Let's take a look at the constitution and gun control. Let's look at it dispassionately if possible. This is taken from today's paper, which is, by the way, a very conservative leaning rag.
Those of us who didn’t sleep through our elementary school social studies classes remember there are three “separate but equal” branches of government in the United States. They are:
The legislative — the branch that makes laws.
The executive — the branch that enforces the laws made by the legislative branch.
The judicial — the court system, which determines whether the laws passed by the legislative are constitutional.
The 2nd Amendment to the Constitution is very clear, both in word and intent: The public has the right to own guns. You have the right to possess firearms to protect yourself.
The ultimate authority of the courts in interpreting the scope of those constitutional rights.
The United States Constitution was signed in 1787. That was before automobiles, telephones, airplanes, rockets, television, satellites, cameras, computers, the Internet, atomic energy, drones, antibiotics, X-rays, tape recorders, “sexting,” video recorders, video games, contraception — not to mention weapons that can fire dozens of rounds in mere seconds. Would that founding document been written any differently after all these inventions? If so, how?
we have a legislative system in place to write new laws to regulate use of this new technology and a court system to determine whether those laws meet constitutional muster.
Profound disagreements over how to maintain a lawful society that balances rights with responsibilities are inevitable. When those arguments are over and laws are in the books, it’s up to law enforcement to uphold those laws. That’s their role. They should leave the “political posturing” to the lawmakers and let the courts decide which laws are and aren’t constitutional.

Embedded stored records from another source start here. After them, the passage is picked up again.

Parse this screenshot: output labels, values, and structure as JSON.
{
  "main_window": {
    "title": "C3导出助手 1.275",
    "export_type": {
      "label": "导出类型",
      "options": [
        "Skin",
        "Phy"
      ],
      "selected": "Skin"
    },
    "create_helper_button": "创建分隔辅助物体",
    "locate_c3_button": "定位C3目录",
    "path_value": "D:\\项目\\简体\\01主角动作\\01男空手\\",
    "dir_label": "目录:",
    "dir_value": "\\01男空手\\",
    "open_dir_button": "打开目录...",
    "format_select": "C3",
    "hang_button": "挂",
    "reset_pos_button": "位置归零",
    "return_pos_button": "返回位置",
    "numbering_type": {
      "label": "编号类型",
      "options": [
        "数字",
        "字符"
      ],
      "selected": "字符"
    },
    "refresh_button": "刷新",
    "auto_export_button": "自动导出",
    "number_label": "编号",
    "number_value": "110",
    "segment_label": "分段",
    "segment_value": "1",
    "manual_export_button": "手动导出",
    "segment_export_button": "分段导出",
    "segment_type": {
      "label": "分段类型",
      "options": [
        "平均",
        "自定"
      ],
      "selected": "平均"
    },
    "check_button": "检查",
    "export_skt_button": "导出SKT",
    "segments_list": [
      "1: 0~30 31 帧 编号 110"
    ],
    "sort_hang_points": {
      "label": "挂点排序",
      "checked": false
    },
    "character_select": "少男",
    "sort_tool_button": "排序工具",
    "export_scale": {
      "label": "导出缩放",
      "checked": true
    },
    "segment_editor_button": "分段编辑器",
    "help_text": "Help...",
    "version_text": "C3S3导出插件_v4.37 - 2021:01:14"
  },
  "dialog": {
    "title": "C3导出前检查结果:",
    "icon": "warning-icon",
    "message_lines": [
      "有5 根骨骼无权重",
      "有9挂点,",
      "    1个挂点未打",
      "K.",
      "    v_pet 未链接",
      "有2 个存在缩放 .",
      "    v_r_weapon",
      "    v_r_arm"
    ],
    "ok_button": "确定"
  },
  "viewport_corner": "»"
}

So, when you read about those nutty sheriffs down south and here in the west making statements saying they are for or against gun control, it is not their place to say so one way or the other. The law enforcement people have to obey laws “that are on the books right now” no matter whether the laws are bad or good or even mediocre. If they do not, they are in violation of the Constitution of the United States and can be prosecuted for dereliction of duty. That is the law, like it or not.
I have heard management police officials say things that are totally out of their milieu of expertise and they are clearly not obeying the constitution they are obligated to defend. They should step out of the fray and let the courts decide what's right and what's wrong with present laws.